That unsettled feeling that saturates Death was planned, I think. In a narrative sense, it leads to the main Avengers team trying to get rid of the West Coast branch. The East Coast branch’s dissatisfaction with the West Coasters isn’t foreshadowed at all, so the decision to shut down the West Coast branch comes out of nowhere. But the dissolution of the team is a natural consequence of the poor planning and shoddy superheroics that led up to it. In a corporate sense, Marvel used the closure as part of their push to cancel Avengers West Coast and replace it with Force Works. Unfortunately, Force Works was a downgrade, and about a year later, that title was still drawn into The Crossing, Marvel’s worst storyline ever. The title never recovered, sputtering to a halt a couple of issues later.

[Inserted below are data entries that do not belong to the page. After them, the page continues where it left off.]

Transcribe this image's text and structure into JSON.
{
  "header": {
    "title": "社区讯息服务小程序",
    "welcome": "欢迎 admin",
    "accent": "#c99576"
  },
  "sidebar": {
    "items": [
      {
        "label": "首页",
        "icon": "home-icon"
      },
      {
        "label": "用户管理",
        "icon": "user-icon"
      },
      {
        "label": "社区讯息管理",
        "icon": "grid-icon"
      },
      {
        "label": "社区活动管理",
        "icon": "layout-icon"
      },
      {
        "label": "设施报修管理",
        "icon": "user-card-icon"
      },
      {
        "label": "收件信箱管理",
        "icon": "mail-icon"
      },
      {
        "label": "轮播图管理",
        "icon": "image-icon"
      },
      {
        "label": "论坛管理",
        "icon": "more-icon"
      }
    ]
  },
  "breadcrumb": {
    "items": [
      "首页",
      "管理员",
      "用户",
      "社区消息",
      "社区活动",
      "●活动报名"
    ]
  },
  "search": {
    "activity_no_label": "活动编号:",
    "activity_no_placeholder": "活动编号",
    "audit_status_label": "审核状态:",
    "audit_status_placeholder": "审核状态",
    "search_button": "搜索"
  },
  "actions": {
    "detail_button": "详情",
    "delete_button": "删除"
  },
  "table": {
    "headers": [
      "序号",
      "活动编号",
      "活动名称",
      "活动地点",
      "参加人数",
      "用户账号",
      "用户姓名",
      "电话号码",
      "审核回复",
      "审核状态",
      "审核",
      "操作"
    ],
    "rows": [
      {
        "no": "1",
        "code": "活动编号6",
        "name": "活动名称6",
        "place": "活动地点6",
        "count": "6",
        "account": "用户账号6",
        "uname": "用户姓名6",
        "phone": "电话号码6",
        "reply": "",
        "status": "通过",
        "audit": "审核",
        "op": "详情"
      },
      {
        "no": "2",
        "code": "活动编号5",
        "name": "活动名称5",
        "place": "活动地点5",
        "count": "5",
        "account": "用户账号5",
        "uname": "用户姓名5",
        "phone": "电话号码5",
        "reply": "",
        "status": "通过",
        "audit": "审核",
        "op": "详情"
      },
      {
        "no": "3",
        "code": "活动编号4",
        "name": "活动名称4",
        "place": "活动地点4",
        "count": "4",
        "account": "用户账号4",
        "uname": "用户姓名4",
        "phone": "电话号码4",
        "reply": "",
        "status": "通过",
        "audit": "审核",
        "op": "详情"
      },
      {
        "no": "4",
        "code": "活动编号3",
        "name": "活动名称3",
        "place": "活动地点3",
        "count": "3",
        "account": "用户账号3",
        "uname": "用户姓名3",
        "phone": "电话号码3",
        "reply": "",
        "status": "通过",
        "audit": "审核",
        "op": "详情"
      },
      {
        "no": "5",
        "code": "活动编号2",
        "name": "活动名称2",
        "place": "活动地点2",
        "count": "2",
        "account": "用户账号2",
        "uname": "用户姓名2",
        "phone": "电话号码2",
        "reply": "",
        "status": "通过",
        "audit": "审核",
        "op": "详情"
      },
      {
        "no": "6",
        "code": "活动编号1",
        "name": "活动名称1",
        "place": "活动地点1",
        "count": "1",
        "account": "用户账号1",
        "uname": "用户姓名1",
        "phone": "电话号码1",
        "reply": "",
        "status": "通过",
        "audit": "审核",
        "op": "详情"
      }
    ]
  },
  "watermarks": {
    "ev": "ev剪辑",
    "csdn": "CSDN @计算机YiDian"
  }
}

Death does have a few positive attributes. I enjoyed the Power Platoon, a group of solar-powered aliens who can’t speak any Earth language. They show up during the Infinity Crusade, when most of the team is off dealing with that crossover’s foolishness, and battle Hawkeye, Mockingbird, and War Machine. The eight members of the Power Platoon look similar, but each has a different power; their alien language allows them communication the heroes can’t understand, and their teamwork is excellent. The story ends with a sputter — the Power Platoon achieves its goal and then wanders off, while the Avengers decline to pursue — but it’s an enjoyable issue up until then.

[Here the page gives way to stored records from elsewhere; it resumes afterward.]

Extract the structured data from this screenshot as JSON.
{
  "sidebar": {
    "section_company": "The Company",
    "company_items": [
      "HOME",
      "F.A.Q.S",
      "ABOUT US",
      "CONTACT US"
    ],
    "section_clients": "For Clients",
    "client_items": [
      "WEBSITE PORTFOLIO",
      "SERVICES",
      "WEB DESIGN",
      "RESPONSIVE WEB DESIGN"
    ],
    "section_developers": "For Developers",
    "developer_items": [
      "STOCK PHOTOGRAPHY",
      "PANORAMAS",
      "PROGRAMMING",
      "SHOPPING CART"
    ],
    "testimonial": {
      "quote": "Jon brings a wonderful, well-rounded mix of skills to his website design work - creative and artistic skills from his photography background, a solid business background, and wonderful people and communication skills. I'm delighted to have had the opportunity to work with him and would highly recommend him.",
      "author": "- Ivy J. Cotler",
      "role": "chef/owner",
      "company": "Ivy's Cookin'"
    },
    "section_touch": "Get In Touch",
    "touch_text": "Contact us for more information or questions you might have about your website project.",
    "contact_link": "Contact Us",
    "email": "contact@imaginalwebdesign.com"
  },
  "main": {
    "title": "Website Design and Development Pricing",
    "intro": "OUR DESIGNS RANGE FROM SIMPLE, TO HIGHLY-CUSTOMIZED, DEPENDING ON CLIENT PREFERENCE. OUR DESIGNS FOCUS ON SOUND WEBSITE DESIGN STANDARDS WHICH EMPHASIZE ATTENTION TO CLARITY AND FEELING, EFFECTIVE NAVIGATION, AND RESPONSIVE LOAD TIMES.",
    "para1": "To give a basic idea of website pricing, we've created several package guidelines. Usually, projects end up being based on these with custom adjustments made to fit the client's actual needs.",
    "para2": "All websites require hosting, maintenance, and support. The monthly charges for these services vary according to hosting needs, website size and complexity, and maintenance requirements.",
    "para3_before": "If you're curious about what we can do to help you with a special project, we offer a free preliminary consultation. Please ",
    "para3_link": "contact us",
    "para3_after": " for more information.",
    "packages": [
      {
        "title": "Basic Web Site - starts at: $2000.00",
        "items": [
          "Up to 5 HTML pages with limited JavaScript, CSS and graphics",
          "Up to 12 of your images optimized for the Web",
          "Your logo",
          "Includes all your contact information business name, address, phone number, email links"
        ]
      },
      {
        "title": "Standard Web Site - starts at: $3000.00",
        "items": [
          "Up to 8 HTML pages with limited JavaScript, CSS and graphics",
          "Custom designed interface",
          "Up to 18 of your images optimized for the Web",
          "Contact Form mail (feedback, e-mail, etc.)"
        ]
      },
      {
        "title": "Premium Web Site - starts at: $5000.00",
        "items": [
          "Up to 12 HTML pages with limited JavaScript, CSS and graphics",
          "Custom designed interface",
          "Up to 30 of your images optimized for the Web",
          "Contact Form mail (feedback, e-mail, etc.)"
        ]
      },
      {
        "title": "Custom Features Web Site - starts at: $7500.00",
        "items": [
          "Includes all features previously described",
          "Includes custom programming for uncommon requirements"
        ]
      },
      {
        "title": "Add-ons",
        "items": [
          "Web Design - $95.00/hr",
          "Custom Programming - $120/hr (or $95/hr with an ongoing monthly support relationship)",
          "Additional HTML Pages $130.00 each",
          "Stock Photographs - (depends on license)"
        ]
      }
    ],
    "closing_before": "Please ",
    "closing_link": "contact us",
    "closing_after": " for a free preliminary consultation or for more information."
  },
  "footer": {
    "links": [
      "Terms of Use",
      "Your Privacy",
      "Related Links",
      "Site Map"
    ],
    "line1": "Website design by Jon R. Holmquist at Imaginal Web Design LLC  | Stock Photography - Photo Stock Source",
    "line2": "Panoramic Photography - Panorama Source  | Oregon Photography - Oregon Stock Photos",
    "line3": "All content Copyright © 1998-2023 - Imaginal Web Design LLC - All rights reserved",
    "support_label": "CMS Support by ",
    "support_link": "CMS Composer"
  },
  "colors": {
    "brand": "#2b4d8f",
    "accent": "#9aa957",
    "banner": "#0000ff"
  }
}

I also like the art of David Ross, who drew #93-5, 98-100, and 102. He shows excellent attention to detail, and action scenes are easy to follow. Unlike many of his contemporaries, his females aren’t gratuitous sex objects. Most impressively, he draws excellent demons; his Mephisto is nice, his Satannish is intimidating, and Raksasa — the only one of the three he designed — is truly impressive. In an era when Marvel’s demons tended toward Technicolor goblins of varying sizes, Raksasa is an alien, frightening, insectoid presence. With this facility for monsters, Ross would have been great on Conan, Marvel’s other Roy Thomas title. (He would have been wasted there, but he was wasted on AWC as well.)
The rest of the art — well, the less said, the better. You remember the ‘90s, and while none of this is as bad as the decade got, most of what is in Death looks like artists who weren’t quite ready for a big title. (To be fair, those artists drew a second-tier limited series, Marvel Comics Presents, backups, and fill-ins.) I’m sure they all did better work, in comics or out, and I’ll let it go at that.
Why reprint these issues? For completists. For those who want to see how a title that started so well finally ended, curling up on itself in a corner and dying. For those who like Ross’s art. But the resurrection of Mockingbird put an end to whatever emotional impact this book might have had, and it’s not recommended for non-Avengers fans.
And for Heimdall’s sake, don’t pick up the Force Works book. Death is the nadir of Avengers West Coast, but Force Works is even worse — and then it leads to The Crossing, which is the worst. Stop now. I beg you …
… although I admit if the price for a used copy drops low enough, I’ll eventually pick up Force Works. Completionism is my weakness, and I know it.
Rating: (1 of 5)